  • The Kansas bill that would legalize segregation based on sexual orientation--Kansas House Bill 2453 was approved and now is headed to the Kansas Senate.  It would allow businesses, individuals and government officials to refuse to serve LGBTQ people if doing so goes against their religious convictions.  This means a police office could refuse to help an LGBTQ person if doing so offended his religious beliefs.  A business could fire a LGBTQ person based on its owners' religious beliefs.  Thankfully as of today, it looks like the bill will not pass the Kansas Senate, but this truly is an awful bill.    
  • Lawsuit filed in MO to force the state to recognize same-gender marriages--I hope you are keeping up with the lawsuit filed by the ACLU this week on behalf of eight same-gender couples asking for the state to recognize their marriages.  Let's pray that Missouri will have the same luck as Virginia
  • Ban the Ban--MORE2 has been working to overturn the Missouri ban on people with drug convictions getting food stamps.  Currently in MO, you can be a convicted murder, rapist or child molester and still get food stamps, but if you are someone with a drug conviction trying to get clean and sober food stamps are not available to you.  There's hope that the state legislature will overturn this cruel law.    
If you want more recommended reading from me, follow me on Facebook or Twitter.
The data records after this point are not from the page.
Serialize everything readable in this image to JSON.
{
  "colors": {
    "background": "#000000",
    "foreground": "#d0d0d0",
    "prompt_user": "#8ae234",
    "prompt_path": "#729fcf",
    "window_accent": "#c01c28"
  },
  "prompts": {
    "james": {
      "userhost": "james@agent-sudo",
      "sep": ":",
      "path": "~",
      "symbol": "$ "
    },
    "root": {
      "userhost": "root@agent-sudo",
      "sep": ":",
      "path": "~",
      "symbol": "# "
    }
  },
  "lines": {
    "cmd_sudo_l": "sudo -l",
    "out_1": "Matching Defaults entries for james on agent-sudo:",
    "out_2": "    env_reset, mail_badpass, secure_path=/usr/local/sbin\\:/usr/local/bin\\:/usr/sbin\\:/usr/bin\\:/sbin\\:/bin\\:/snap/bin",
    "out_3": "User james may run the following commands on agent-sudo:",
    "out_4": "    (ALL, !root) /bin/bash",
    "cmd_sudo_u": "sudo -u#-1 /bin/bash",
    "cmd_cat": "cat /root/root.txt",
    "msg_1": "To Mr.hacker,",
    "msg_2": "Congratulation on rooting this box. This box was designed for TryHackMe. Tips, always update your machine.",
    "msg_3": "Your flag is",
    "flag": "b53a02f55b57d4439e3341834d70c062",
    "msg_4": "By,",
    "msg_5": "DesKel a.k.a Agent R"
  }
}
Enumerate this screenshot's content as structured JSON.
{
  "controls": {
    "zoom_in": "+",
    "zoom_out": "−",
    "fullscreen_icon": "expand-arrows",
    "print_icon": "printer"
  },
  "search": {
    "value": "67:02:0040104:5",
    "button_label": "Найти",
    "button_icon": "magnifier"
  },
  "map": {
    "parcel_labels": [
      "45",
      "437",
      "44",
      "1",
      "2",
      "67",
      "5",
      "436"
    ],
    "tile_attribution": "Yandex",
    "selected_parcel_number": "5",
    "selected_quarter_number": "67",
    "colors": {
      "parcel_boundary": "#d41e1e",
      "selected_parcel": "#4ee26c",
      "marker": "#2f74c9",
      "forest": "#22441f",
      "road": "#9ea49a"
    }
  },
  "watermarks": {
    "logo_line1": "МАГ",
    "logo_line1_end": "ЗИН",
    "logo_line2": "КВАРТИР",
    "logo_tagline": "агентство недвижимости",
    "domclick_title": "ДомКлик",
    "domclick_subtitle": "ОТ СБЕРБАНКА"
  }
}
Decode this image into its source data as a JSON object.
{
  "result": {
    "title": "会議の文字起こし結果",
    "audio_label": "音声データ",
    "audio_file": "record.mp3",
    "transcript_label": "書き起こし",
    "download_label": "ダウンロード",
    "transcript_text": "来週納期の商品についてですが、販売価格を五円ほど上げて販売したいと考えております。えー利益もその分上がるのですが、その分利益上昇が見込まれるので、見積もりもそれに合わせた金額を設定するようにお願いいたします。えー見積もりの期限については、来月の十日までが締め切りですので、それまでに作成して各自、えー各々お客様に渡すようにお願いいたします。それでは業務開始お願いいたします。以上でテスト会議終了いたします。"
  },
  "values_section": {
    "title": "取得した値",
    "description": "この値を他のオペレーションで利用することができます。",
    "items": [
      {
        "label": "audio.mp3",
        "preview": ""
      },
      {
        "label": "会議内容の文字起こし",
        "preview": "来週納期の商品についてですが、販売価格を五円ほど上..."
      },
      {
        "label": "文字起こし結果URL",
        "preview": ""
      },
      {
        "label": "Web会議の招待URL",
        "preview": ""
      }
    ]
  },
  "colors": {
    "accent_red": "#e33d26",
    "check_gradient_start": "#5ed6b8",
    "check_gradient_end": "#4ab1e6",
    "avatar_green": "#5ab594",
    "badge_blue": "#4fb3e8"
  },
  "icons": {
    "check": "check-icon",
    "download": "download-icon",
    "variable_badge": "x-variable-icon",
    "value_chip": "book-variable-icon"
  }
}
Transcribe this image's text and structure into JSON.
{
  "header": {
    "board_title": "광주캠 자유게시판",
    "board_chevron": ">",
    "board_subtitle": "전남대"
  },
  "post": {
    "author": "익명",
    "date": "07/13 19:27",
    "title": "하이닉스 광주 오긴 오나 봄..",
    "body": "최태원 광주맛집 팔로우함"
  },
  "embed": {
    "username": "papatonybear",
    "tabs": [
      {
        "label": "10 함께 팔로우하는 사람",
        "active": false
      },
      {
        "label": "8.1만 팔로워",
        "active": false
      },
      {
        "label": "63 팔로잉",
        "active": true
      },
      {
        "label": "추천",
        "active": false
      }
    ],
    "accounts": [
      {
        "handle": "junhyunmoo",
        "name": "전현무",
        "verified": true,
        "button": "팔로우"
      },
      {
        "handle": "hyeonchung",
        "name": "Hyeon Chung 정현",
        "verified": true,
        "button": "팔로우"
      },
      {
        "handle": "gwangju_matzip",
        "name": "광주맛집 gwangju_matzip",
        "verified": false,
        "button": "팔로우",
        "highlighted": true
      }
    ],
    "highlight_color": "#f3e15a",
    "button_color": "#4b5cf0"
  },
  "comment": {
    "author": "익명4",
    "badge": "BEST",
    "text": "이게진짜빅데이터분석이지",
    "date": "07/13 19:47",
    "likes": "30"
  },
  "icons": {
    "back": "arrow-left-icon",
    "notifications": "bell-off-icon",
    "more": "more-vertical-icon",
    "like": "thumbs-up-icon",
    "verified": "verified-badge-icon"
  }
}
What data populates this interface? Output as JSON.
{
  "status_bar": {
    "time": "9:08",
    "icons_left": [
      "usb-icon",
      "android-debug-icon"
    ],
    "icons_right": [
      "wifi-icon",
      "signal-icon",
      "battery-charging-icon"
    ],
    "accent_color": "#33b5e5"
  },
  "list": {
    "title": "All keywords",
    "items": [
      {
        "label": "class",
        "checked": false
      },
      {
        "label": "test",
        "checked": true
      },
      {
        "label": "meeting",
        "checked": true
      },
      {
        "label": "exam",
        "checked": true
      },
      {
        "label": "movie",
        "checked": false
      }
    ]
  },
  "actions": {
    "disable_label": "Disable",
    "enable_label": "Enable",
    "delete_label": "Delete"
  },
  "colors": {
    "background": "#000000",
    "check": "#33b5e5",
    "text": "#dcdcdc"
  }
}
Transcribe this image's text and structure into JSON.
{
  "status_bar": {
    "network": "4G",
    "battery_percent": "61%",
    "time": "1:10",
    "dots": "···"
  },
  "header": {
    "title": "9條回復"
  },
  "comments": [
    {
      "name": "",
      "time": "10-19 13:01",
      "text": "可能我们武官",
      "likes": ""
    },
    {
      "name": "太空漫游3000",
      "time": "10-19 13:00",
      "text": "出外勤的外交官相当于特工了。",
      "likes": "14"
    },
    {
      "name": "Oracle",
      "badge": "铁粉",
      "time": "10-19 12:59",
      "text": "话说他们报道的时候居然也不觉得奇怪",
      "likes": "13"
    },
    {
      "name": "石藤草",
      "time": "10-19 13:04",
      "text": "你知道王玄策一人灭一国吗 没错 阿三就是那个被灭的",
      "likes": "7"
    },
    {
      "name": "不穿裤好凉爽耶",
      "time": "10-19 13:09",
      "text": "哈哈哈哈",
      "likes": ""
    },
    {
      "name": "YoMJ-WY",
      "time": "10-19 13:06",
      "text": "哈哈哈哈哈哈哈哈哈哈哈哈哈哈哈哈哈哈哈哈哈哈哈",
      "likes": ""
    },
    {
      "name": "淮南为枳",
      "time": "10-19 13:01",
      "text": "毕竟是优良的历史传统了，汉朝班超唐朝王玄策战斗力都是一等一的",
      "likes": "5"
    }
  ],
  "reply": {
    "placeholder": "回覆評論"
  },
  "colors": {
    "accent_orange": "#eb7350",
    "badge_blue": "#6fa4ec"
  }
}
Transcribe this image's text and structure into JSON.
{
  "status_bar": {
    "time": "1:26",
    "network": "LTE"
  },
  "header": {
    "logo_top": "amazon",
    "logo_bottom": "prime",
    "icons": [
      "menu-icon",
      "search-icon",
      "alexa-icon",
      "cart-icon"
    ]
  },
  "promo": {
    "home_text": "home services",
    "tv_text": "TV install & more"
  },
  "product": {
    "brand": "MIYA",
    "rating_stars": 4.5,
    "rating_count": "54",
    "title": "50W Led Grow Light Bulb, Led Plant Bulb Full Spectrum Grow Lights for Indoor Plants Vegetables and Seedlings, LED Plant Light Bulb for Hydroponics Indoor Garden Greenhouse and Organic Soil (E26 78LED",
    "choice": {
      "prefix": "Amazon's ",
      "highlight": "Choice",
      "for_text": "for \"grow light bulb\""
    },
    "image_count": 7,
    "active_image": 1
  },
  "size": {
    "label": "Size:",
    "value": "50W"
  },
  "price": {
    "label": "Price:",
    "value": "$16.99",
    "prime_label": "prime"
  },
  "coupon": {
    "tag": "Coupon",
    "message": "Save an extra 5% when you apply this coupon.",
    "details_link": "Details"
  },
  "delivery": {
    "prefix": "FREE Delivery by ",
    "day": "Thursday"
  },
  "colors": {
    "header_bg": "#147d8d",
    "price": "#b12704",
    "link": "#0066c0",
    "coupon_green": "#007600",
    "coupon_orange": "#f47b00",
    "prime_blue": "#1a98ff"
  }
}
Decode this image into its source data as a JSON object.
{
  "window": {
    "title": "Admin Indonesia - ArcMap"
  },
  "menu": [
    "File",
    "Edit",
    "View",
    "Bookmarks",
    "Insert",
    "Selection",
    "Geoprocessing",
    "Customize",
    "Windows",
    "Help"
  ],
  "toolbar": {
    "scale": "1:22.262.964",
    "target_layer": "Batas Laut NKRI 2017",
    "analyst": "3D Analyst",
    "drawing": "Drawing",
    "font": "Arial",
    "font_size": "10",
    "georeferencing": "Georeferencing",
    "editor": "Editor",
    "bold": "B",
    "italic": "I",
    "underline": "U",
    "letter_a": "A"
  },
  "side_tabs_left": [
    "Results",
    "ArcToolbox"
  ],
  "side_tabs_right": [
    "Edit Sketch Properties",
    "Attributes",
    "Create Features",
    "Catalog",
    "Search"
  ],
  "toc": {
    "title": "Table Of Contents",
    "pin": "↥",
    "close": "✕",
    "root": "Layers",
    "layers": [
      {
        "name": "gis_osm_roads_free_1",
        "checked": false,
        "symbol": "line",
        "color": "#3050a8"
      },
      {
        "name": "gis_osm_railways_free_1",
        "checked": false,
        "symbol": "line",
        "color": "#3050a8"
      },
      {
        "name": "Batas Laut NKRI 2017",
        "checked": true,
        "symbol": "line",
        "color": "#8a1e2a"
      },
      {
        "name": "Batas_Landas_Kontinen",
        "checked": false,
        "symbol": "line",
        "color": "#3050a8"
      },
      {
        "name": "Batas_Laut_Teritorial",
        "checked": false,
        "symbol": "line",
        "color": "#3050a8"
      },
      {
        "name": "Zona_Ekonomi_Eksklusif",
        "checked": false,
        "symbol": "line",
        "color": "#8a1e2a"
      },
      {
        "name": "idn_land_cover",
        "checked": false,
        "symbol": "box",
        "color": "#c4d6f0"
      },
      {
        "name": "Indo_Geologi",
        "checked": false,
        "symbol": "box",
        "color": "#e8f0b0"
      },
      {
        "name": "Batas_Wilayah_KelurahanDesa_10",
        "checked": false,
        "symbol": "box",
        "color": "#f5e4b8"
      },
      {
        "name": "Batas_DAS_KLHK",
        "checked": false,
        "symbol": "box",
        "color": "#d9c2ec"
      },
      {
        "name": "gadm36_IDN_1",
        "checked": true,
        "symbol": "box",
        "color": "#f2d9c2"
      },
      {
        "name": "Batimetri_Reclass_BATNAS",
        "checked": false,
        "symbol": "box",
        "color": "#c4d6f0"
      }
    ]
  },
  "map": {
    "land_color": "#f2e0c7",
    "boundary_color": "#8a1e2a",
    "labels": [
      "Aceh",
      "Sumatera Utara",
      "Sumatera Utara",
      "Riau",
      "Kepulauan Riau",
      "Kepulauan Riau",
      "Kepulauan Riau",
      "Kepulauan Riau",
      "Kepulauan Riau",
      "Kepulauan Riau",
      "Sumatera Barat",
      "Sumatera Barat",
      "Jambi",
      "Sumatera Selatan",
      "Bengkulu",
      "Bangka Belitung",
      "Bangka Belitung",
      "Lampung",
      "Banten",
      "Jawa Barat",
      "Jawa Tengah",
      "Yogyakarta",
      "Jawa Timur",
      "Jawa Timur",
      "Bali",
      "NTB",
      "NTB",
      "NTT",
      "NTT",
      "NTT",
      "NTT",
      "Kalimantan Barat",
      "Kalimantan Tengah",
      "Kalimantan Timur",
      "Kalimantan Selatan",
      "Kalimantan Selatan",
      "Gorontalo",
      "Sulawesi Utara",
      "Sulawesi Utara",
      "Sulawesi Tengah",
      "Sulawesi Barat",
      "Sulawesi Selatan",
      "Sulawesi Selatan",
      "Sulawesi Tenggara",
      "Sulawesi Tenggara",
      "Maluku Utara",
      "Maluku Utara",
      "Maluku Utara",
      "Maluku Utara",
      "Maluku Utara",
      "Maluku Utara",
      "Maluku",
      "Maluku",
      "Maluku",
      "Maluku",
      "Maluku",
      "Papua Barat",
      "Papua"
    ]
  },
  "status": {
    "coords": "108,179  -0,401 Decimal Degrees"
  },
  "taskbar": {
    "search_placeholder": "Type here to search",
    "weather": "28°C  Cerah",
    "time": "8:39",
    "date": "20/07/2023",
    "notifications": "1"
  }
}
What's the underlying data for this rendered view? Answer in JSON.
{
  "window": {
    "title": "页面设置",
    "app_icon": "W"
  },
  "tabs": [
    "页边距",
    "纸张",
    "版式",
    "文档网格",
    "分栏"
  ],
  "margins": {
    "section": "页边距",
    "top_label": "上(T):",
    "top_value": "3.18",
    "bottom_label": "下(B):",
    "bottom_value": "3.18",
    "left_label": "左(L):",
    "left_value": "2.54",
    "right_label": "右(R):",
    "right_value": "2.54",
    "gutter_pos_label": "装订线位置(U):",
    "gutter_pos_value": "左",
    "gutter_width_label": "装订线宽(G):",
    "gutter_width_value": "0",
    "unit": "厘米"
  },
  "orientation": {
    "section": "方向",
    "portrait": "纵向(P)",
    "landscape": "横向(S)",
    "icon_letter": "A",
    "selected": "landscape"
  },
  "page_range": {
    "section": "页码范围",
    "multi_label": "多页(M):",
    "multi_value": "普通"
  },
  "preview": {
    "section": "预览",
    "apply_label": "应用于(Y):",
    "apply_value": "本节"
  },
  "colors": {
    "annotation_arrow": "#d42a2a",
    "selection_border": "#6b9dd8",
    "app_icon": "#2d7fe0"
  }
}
Friday, February 7, 2014

Recommended Reading 2-7-14 Edition

Each week I send out a list of articles, columns, op-eds, blog posts, etc. that I found meaningful to read over the last week.
  • KC Public Schools: MORE2 and KC Regional Equity Network are hosting a forum for KCPS School Board candidates at Swope Parkway United Christian Church (6140 Swope Parkway).  Assuming the state board of education doesn't destroy the KCMO district, this is your chance to hear from people charting the future for the district.   
  • The Oppressed One Percent: You may have read about Tom Perkins the billionaire who wrote a letter to the Wall Street Journal comparing the resentment towards the 1% to the Holocaust.  Leonard Pitts had a great response to him this week in the KC Star.    
  • Bad Theology and America's Broken Justice System--If you think what churches teach doesn't really matter out in the real world, here is a column that proves otherwise: "How a Poor Theology of the Cross Created America's Broken Justice System."  The understanding of Jesus' death preached in most churches over the last several centuries (Jesus died a violent death to appease an angry God and make up for our sins) has led to a view of suffering and punishment in America that has resulted in our country having the highest percentage of its citizens incarcerated out of all the countries in the world.   
  • Why Does Being Gender Inclusive in Worship Matter?--If you've ever wondered if its worth it to go to the trouble of singing the Doxology or Gloria Patri in our worship service with gender inclusive language or chafed at the changes to familiar hymns made in the hymnal that we use, here is a good reminder why we do it.  This is a nice blog post about the "micro-aggressions" and "macro-aggressions" practiced by American Christianity today.   
  • Q&A With Anne Lamott--Anne Lamott is one of my favorite writers.  Her memoirs (Traveling Mercies, Plan B, Grace (Eventually), etc.) are ones I recommend highly.  Here's a small taste of Lamott in an interview with a San Diego paper
  • Shame on America--The KC Star had a heartbreaking story this past week about a family here in KC broken up by our failed immigration system.  This is why we are having the immigration event at our church Tuesday night at 6:30 PM: Standing on the Side of Love/All Faces All Races: A Hearing on Comprehensive Immigration Reform
If you want more recommended reading from me, follow me on Facebook or Twitter.